Hightower said the increased allowances help to make up for the elimination of up to $50,000 in performance pay. State lawmakers directed MnSCU to do away with administrator bonuses last year.
The new contract also removes a guaranteed two-year appointment as a distinguished senior fellow for academic affairs after Rosenstone ends his tenure as chancellor. Rosenstone has to resign from the University of Minnesota, where he is on an unpaid leave of absence as tenured faculty.
Anderson did not respond to a request for comment from Rosenstone.
According to an annual ranking by the Chronicle of Higher Education, Rosenstone’s total current pay ranks 23rd among 65 heads of higher education systems nationwide.
Hightower said there had been “no need” for a public announcement last fall. He said a board resolution last summer authorizing him to negotiate a contract allowed him to firm up the agreement. At the time, trustees also granted Rosenstone the full $50,000 bonus for the past year.
On Monday, more than half a dozen trustees did not respond to requests for comment or deferred to Hightower. Trustee Phil Krinkie said he doesn’t completely fault the chairman for not informing trustees of the agreement sooner.
“The chair should have probably come back and briefed the board on what he negotiated,” Krinkie said. “But we never asked.”
He said the contract, which he deemed “a very reasonable agreement,” doesn’t take effect until August.
“Would legislators have looked at our budget request differently? Would negotiations with our unions been affected? One can only speculate,” he said.
Rep. Gene Pelowski Jr., DFL-Winona, chairman of the House higher education committee, said that technically, MnSCU could bypass a public announcement and full board approval. But, he said, “As far as passing the smell test for openness in government, this stinks.”

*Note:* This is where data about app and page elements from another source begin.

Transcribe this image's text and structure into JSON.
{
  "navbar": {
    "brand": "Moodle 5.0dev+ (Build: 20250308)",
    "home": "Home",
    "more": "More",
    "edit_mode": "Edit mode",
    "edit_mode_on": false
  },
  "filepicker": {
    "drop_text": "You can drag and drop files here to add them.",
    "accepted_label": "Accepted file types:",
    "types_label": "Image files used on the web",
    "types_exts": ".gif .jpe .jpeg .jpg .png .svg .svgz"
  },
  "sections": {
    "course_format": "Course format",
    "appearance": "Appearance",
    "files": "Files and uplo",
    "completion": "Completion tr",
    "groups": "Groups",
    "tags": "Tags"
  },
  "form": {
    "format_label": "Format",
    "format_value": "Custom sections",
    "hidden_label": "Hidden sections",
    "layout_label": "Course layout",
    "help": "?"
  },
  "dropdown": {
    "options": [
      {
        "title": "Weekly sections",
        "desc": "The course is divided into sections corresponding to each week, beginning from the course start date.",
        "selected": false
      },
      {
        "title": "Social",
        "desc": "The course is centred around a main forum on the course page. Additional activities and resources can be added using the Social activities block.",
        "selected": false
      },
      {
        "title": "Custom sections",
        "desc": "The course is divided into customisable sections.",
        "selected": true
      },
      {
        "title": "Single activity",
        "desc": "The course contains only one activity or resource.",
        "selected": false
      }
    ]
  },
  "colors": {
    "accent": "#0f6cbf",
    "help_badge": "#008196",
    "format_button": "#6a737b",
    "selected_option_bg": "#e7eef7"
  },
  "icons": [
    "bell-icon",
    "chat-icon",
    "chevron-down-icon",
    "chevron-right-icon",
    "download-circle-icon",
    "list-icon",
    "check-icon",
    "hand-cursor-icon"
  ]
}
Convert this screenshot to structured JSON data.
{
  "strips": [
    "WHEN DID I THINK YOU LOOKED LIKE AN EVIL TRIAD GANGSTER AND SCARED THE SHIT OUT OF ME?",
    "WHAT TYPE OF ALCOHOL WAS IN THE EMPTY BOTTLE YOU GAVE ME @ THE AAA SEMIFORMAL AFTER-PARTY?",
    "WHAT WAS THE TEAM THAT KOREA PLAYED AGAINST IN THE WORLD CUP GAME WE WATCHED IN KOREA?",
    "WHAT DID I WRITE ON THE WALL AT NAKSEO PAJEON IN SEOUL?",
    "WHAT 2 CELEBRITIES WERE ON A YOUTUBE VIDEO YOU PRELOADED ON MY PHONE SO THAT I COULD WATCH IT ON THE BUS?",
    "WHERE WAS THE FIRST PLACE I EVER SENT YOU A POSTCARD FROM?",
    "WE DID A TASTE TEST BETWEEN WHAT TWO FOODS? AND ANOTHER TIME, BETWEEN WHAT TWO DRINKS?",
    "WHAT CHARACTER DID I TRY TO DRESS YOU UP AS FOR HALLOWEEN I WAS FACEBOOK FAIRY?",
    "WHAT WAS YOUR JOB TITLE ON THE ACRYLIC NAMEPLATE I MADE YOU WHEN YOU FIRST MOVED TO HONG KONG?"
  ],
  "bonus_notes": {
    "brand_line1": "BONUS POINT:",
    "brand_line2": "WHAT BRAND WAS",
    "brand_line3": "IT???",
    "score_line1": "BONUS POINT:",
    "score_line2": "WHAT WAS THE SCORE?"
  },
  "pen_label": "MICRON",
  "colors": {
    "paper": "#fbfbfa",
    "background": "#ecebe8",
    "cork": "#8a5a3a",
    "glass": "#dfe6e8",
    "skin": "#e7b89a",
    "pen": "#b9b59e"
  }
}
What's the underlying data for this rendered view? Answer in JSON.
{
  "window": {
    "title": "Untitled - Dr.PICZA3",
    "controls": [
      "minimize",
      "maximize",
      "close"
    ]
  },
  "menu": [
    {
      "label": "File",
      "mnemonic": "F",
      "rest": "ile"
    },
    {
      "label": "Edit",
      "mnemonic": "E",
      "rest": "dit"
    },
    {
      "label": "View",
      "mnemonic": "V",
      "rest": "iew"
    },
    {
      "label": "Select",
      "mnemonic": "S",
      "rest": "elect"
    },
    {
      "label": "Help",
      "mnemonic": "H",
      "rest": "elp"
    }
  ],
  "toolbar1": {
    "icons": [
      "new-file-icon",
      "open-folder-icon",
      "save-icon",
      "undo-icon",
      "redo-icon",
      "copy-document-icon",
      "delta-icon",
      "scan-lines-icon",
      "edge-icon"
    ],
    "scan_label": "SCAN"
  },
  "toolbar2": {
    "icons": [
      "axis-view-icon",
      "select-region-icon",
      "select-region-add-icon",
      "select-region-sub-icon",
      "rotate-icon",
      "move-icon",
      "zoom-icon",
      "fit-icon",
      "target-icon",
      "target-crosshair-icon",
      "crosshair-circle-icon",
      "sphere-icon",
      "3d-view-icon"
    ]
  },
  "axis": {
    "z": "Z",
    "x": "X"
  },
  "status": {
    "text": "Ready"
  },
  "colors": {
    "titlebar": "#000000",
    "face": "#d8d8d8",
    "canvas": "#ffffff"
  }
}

Pelowski criticized MnSCU for quietly settling the chancellor’s contract while contentious negotiations with its faculty union continue. The two sides, which have negotiated for more than a year, brought in a state mediator to help this spring.
Pelowski and Bonoff said they want their committees to review the handling of the contract during the next Legislature.
The Inter Faculty Organization, the union representing university professors, also criticized MnSCU’s handling of the agreement.
Nancy Black, outgoing union president, said she kept waiting to see the approval of Rosenstone’s contract on a Board of Trustees meeting agenda.
“I always assumed it was coming back to the full board of trustees,” she said. “It would have been so much better if the process had been more transparent.”
Monte Bute, a sociology professor at Metropolitan State University, who provided a copy of the contract, condemned MnSCU’s Monday news release announcing the new contract without mentioning it was signed almost eight months ago.
Don Gemberling, a former head of the Minnesota Department of Administration and an expert on government data practices, said trustees certainly can delegate the negotiating and signing of a contract to one or more of its members.
He noted the resolution the MnSCU trustees passed only spells out an authority to negotiate with the chancellor: “That’s not an authority to cut a deal at the end,” he said.
MnSCU is the state’s largest higher education system and one of the nation’s largest. Seven universities and 24 community and technical colleges serve more than 400,000 students annually, including almost 60 percent of the state’s undergraduates.
The Pioneer Press is a media partner with Forum News Service.